In any event, Way of Shadows was still a lot of fun, and all of the work around the central plot and protagonist is excellent.  Yeah, the book could maybe have used a slightly stronger editor's hand in bringing out some of the areas that maybe needed a little work--there are also a goodly number of copy-editing errors, so I'm guessing this editing thing was not high on Week's publisher's priorities list--but it still finishes very well, and in any event, the next book in the series, Shadows Edge, has a solid 4.5-star rating on Amazon.  I'm guessing that that means that the publisher spent a little more money prepping the second book after he realized what he had here.

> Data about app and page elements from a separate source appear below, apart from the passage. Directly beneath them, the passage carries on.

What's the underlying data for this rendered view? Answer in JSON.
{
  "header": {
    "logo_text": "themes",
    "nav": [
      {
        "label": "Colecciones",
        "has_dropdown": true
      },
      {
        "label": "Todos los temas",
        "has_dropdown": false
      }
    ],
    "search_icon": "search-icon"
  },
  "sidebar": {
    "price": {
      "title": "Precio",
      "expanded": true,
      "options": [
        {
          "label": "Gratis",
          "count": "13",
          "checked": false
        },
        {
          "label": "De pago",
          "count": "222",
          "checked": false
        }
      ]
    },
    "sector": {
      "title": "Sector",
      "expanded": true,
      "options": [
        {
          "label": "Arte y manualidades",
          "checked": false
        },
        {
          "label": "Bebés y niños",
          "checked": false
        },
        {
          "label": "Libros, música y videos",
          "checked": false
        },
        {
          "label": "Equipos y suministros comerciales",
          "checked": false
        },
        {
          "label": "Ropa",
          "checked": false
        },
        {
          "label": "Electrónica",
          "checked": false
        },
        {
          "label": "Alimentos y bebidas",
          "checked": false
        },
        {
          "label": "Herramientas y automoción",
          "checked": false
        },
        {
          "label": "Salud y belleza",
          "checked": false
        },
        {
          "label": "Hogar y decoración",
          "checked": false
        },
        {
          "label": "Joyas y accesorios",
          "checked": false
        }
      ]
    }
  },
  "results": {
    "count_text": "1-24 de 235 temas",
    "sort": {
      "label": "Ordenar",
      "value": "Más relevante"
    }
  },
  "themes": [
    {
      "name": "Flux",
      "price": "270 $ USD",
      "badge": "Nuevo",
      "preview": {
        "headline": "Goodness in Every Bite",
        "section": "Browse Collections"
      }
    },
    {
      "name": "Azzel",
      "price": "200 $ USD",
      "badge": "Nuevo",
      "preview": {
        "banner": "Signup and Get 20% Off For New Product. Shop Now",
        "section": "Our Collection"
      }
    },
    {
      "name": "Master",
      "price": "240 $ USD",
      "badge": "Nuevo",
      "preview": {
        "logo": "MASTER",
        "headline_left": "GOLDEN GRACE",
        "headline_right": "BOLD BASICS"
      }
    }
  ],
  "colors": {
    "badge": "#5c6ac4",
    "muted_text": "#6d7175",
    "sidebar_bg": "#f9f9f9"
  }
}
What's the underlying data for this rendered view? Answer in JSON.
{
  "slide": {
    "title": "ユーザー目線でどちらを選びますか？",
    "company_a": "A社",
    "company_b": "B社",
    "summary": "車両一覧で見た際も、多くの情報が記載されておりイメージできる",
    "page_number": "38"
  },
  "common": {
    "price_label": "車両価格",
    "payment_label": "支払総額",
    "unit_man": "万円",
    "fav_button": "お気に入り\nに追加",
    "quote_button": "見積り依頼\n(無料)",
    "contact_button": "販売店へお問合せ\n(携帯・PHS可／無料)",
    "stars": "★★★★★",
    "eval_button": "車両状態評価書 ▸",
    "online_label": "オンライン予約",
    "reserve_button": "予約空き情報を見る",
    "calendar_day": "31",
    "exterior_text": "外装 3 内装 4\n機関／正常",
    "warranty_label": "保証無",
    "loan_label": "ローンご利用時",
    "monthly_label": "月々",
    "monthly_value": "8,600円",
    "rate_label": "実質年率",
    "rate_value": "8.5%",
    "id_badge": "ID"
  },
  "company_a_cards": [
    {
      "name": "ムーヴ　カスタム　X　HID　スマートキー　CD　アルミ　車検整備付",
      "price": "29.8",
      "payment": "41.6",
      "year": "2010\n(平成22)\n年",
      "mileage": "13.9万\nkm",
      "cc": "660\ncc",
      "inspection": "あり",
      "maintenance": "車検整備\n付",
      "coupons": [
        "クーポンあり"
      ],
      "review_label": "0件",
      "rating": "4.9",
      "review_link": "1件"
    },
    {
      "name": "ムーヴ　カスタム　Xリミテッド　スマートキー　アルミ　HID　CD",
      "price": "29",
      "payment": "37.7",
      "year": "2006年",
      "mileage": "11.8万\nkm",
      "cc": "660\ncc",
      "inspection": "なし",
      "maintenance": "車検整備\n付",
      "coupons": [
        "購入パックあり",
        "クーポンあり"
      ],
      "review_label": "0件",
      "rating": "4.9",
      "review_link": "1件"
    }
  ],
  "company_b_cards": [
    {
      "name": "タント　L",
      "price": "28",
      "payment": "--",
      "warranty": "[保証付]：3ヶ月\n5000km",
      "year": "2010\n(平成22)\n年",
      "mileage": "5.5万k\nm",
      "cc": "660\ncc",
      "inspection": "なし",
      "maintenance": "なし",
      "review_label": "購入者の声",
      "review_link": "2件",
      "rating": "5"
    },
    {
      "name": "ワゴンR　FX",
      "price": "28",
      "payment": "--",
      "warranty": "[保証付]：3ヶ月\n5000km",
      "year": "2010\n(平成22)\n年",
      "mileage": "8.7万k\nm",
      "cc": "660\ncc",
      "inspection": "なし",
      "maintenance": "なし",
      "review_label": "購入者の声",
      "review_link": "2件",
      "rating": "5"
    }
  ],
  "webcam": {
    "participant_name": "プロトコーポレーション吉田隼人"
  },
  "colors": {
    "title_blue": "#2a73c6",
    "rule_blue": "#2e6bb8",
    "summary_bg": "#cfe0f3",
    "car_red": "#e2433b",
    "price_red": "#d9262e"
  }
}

The other book I really liked this week was Avenging Spider-Man #15.1.  This was the first full story with Otto Octavius as Spider-Man, and it really worked for me.  First off, we really see Doc Ock as a self-centered ass-hat.  He spends the first half to three-quarters of the book raving about what a genius he is, only to eventually realize that for all of his genius, he never, ever actually defeated Spider-Man, not once.  So he's a man who's driven, and his Spider-Man is going to be driven, not just by Peter Parker's idea of great power, great responsibility, but also by his own ego to be, well, a superior Spider-Man.

As I said, I liked this one.  Spider-Man has always been a book about a guy trying to make his way in the world while being a superhero, and that looks to remain the same.  What's new here is the take on the character, the drive.  I'm not saying that I want it to be permanent, but I can definitely do a year or so of Evil Spider-Man stories and, I think, really enjoy them.


  1. I will live vicariously through you as far as the Spider-story goes.

    But thanks for the Way Of Shadows recommendation. The MistBorn trilogy was good so I'm going to check this out, especially if there's an audiobook version.

  2. Well, I don't know that this one is quite in the same league as Mistborn. Brandon Sanderson has become one of my favorite writers. In fact, if you liked Mistborn, you really, really ought to read The Way of Kings next.

    If you want a comparison to Sanderson's work, this first book from Brent Weeks is a lot closer to Elantris than it is to any of the Mistborn books. But that's still not a bad place to be, and as I said, it looks like the quality of the writing improves as the series progresses.

  3. It's all well and good for Slott to want to tell this story, but he could just as easily tell it in Amazing Spider-Man with the event title "Superior Spider-Man" rather than pretend that Peter Parker won't return. Because we all know he will. Will the title simply revert when it happens?

  4. Yeah, I've been wondering that, too. I mean, there's no denying the way this thing feels like a publicity stunt, and if that's the way it's gonna be, then I'd just as soon have it be a closed-ended thing.

    On the flip-side, though, Marvel has lately wanted to re-number everything. In fact, both of the Big Two have been putting out as many new #1's as they can possibly create excuses to put out. I mean, they renumbered both Captain America and Iron Man as part of Marvel NOW, and I don't think there was even any reason for it. I'll defend the practice by saying that it probably IS easier to get new readers onto a title when you kick it off with a new #1, which is an obvious jumping-on point, but as a long-time reader, I tend to find it annoying.